Infocamp is going on this weekend at Cleavland Highschool in Seattle. FFIP will be there running a session on the Google Book Settlement. IF you want to join the conversation or join the panel please email me Brian at freedomforip.org. Here is a little more info on infocamp: https://melanotan23.wordpress.com/

InfoCamp is an unconference about user experience, information architecture, user-centered design, librarianship, information management & related fields. Learn more on the InfoCamp wiki.

Posted on October 5, 2009 in IP by Brian RoweComments Off

Steven A. Reisler, who spearheaded the Law of the Commons Seminar here in Seattle, and Elaine Y. L. Tsiang have a great article up about running an open source legal office over at law.com. The article is realist and post out both the positive aspects and the challenges here is a sample:

I am not a computer geek and, chances are, neither are you. I did not go with FOSS on my own, any more than I tell clients to try their own lawsuits or do their own brain surgery. Although loading Linux onto your computer is now close to “one-click,” the occasional glitch — particularly with laptops — can make you feel like a pro se litigant. Some companies, like EmperorLinux, sell laptops preloaded with FOSS. The other option (the one I chose) was simply to hire an expert — someone who knows what she is doing — to put together the right platform for me.

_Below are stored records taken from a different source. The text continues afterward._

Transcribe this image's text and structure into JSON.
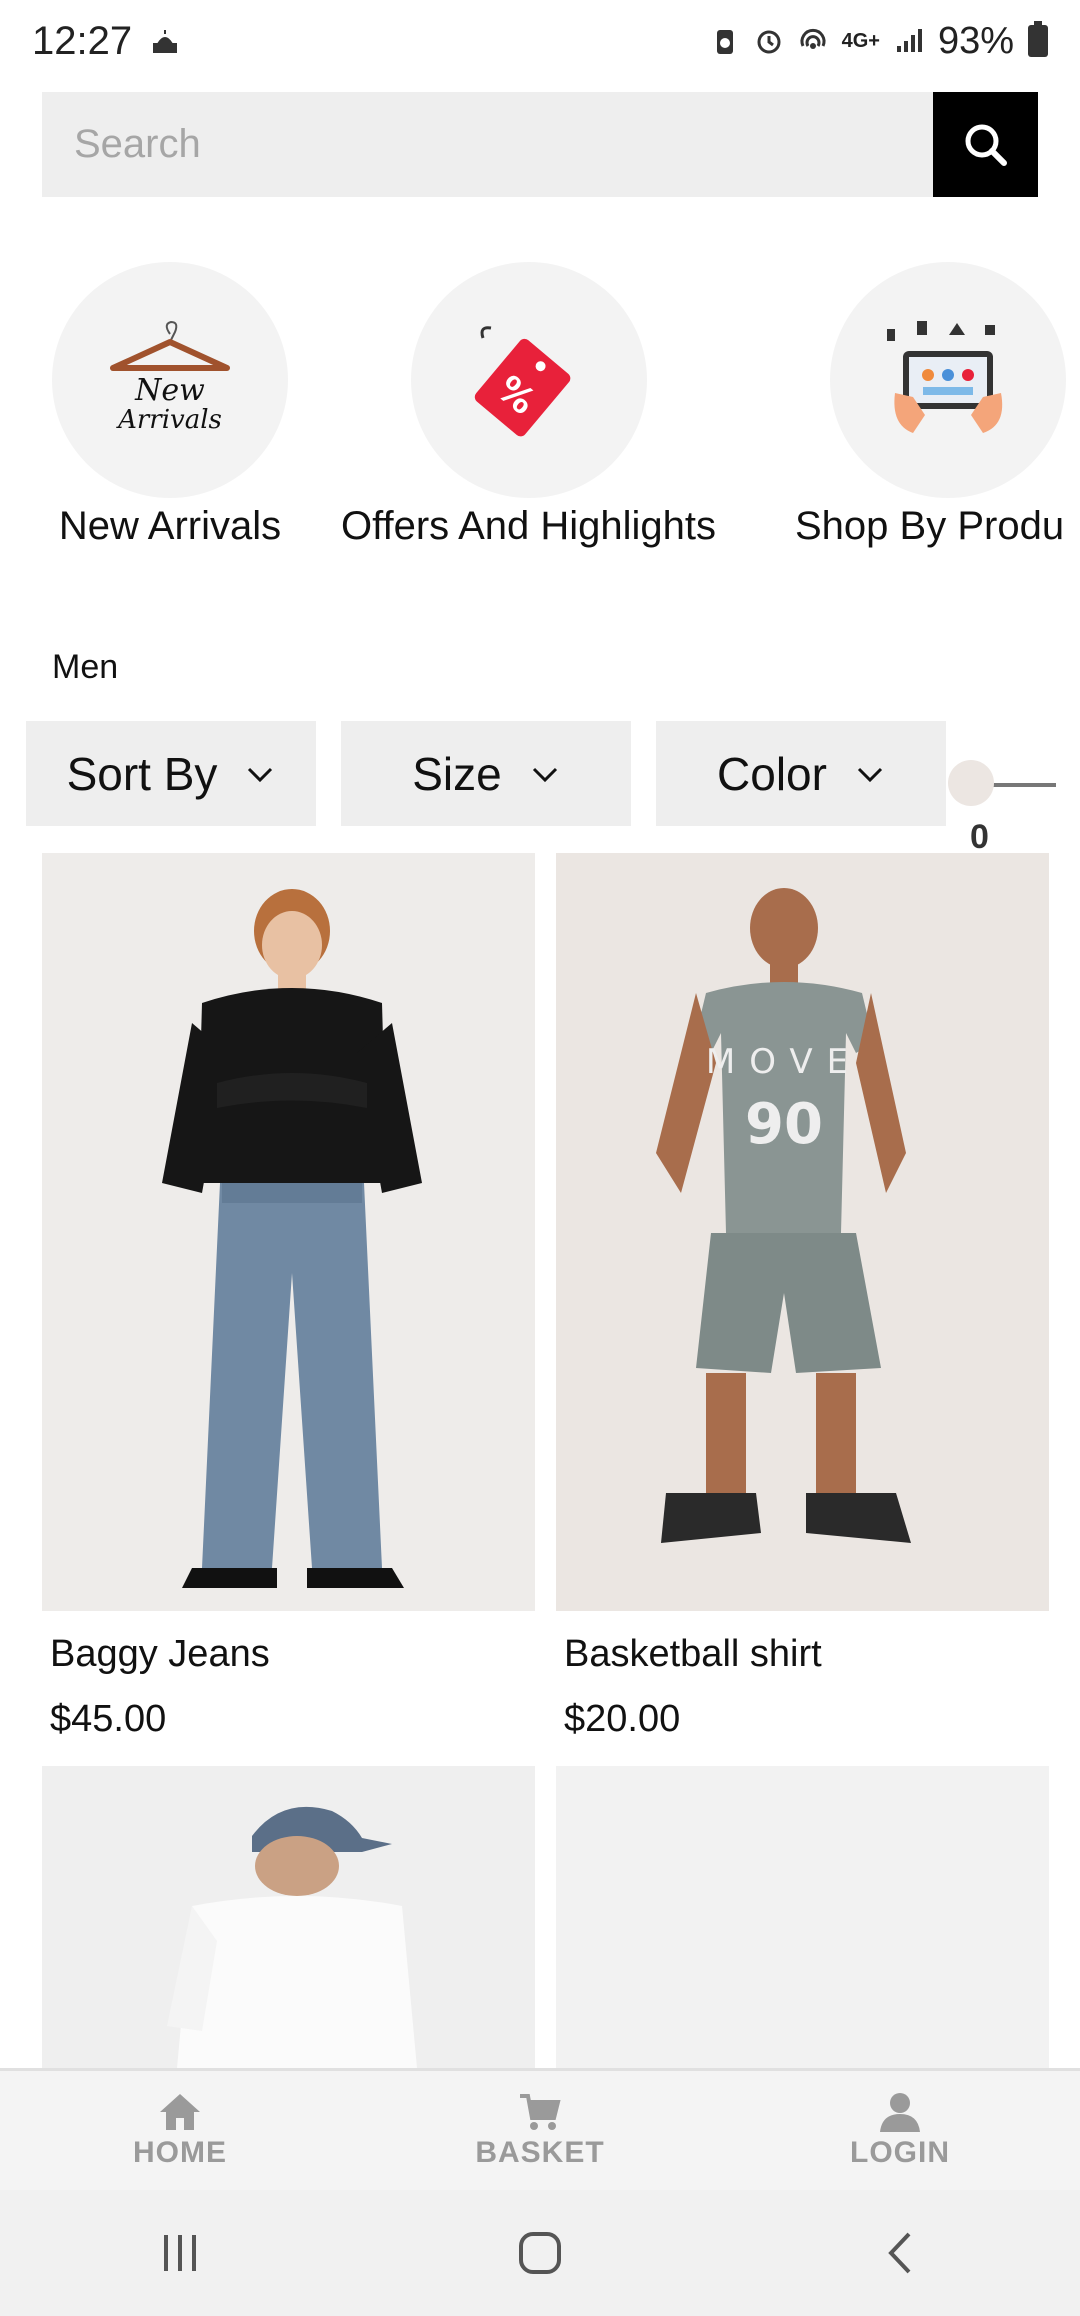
{
  "status_bar": {
    "time": "12:27",
    "network": "4G+",
    "battery_percent": "93%"
  },
  "search": {
    "placeholder": "Search"
  },
  "categories": [
    {
      "label": "New Arrivals",
      "icon": "hanger-icon"
    },
    {
      "label": "Offers And Highlights",
      "icon": "discount-tag-icon"
    },
    {
      "label": "Shop By Produ",
      "icon": "tablet-shopping-icon"
    }
  ],
  "section_title": "Men",
  "filters": [
    {
      "label": "Sort By"
    },
    {
      "label": "Size"
    },
    {
      "label": "Color"
    }
  ],
  "slider": {
    "value": "0"
  },
  "products": [
    {
      "name": "Baggy Jeans",
      "price": "$45.00"
    },
    {
      "name": "Basketball shirt",
      "price": "$20.00"
    }
  ],
  "bottom_nav": [
    {
      "label": "HOME",
      "icon": "home-icon"
    },
    {
      "label": "BASKET",
      "icon": "cart-icon"
    },
    {
      "label": "LOGIN",
      "icon": "user-icon"
    }
  ],
  "colors": {
    "accent": "#000000",
    "offer_tag": "#e8213a",
    "nav_label": "#9a9a9a"
  }
}
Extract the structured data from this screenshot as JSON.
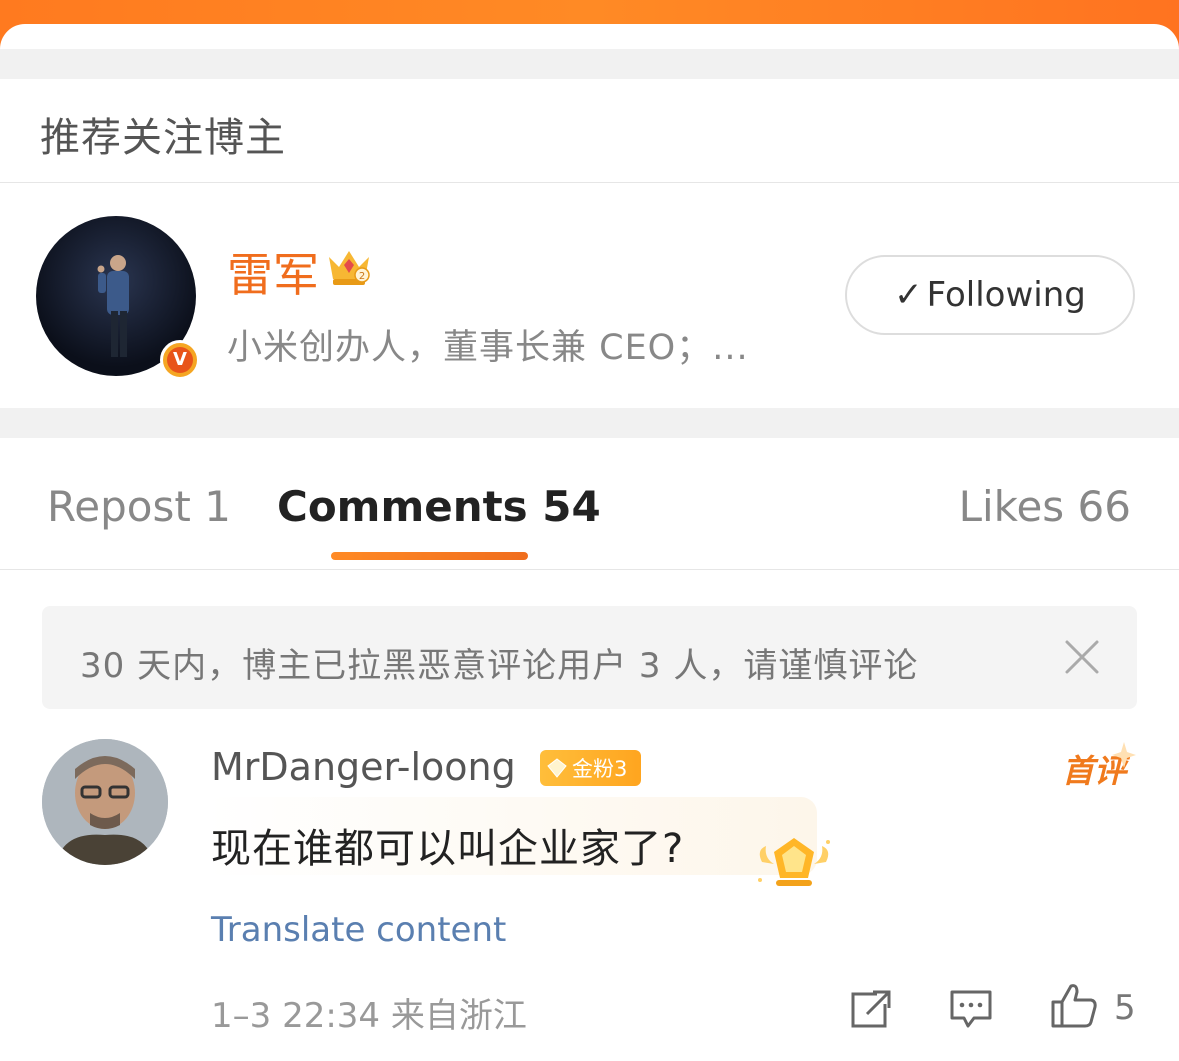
{
  "recommend": {
    "title": "推荐关注博主",
    "blogger": {
      "name": "雷军",
      "description": "小米创办人，董事长兼 CEO；...",
      "follow_label": "Following",
      "follow_check": "✓"
    }
  },
  "tabs": [
    {
      "label": "Repost 1",
      "active": false
    },
    {
      "label": "Comments 54",
      "active": true
    },
    {
      "label": "Likes 66",
      "active": false
    }
  ],
  "notice": {
    "text": "30 天内，博主已拉黑恶意评论用户 3 人，请谨慎评论"
  },
  "comment": {
    "username": "MrDanger-loong",
    "badge": "金粉3",
    "first_tag": "首评",
    "text": "现在谁都可以叫企业家了?",
    "translate_label": "Translate content",
    "time": "1–3 22:34 来自浙江",
    "like_count": "5"
  },
  "colors": {
    "accent": "#f06d1d",
    "top_bar": "#ff7a1f",
    "link": "#5a7fb0"
  }
}
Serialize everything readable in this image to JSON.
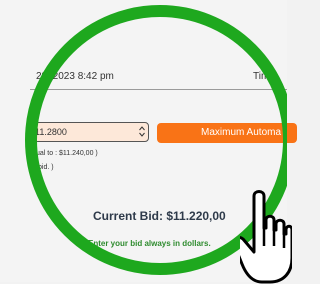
{
  "auction": {
    "date_text": "29, 2023 8:42 pm",
    "time_label": "Tim"
  },
  "bid": {
    "select_value": "11.2800",
    "automatic_button_label": "Maximum Automa",
    "note_equal": "ual to : $11.240,00 )",
    "note_bid": "bid. )",
    "current_bid": "Current Bid: $11.220,00",
    "hint": "Enter your bid always in dollars."
  },
  "colors": {
    "highlight_ring": "#1ea81e",
    "button_orange": "#f97316",
    "hint_green": "#2e8b2e",
    "select_bg": "#fde8d9"
  },
  "icons": {
    "select_arrow": "up-down-arrows-icon",
    "cursor": "hand-pointer-icon"
  }
}
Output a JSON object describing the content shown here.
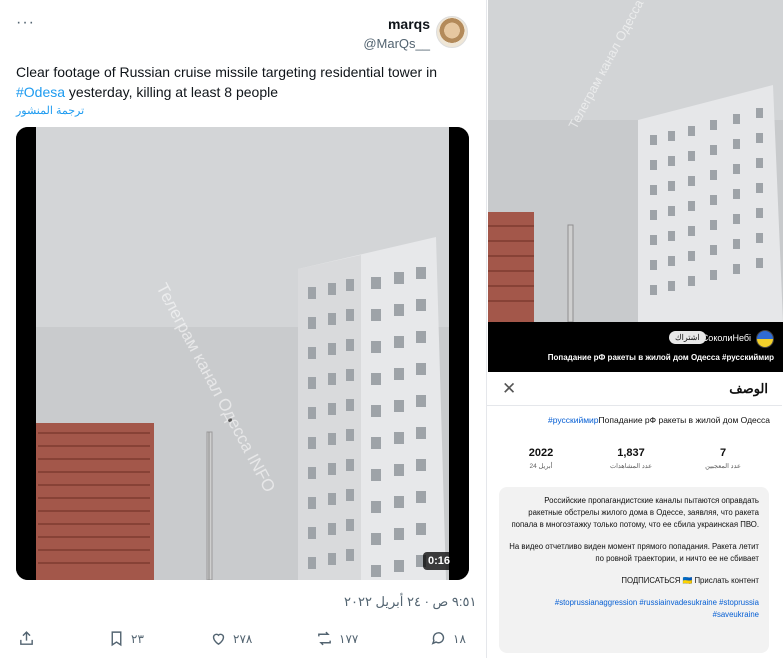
{
  "tweet": {
    "more_label": "···",
    "author_name": "marqs",
    "author_handle": "@MarQs__",
    "text_before": "Clear footage of Russian cruise missile targeting residential tower in ",
    "hashtag": "#Odesa",
    "text_after": " yesterday, killing at least 8 people",
    "translate_label": "ترجمة المنشور",
    "video_watermark": "Телеграм канал Одесса INFO",
    "video_duration": "0:16",
    "timestamp": "٩:٥١ ص · ٢٤ أبريل ٢٠٢٢",
    "actions": {
      "share": "",
      "bookmarks": "٢٣",
      "likes": "٢٧٨",
      "retweets": "١٧٧",
      "replies": "١٨"
    }
  },
  "right_panel": {
    "video_watermark": "Телеграм канал Одесса INFO",
    "channel_name": "@СоколиНебі",
    "subscribe_label": "اشتراك",
    "video_title": "Попадание рФ ракеты в жилой дом Одесса #русскиймир",
    "description_header": "الوصف",
    "close_label": "✕",
    "title_text": "Попадание рФ ракеты в жилой дом Одесса",
    "title_tag": "#русскиймир",
    "stats": [
      {
        "value": "7",
        "label": "عدد المعجبين"
      },
      {
        "value": "1,837",
        "label": "عدد المشاهدات"
      },
      {
        "value": "2022",
        "label": "24 أبريل"
      }
    ],
    "description": {
      "p1": "Российские пропагандистские каналы пытаются оправдать ракетные обстрелы жилого дома в Одессе, заявляя, что ракета попала в многоэтажку только потому, что ее сбила украинская ПВО.",
      "p2": "На видео отчетливо виден момент прямого попадания. Ракета летит по ровной траектории, и ничто ее не сбивает",
      "p3": "ПОДПИСАТЬСЯ 🇺🇦 Прислать контент",
      "tags": "#stoprussianaggression #russiainvadesukraine #stoprussia #saveukraine"
    }
  },
  "colors": {
    "link_blue": "#1d9bf0",
    "yt_blue": "#065fd4",
    "muted": "#536471"
  }
}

Now if you balk at the notion of paying for technical expertise then, my friend, you are in the wrong profession. Lawyers are like software programmers. Lawyers charge for our knowledge in running the legal code that runs our lives; programmers charge for their knowledge in running the digital code that runs our computers. The code for FOSS, like the law, is free; and, like the law, FOSS can be incomprehensible to the average layperson. What clients pay for is knowledge, expertise and experience about how to “hack” it and make it do what you want it to do. The cost of installing free and open source software was, for me, no more than the cost of proprietary software, but with the added benefit that the end product is cleaner, more reliable and more stable than the Brand X system that I used to use.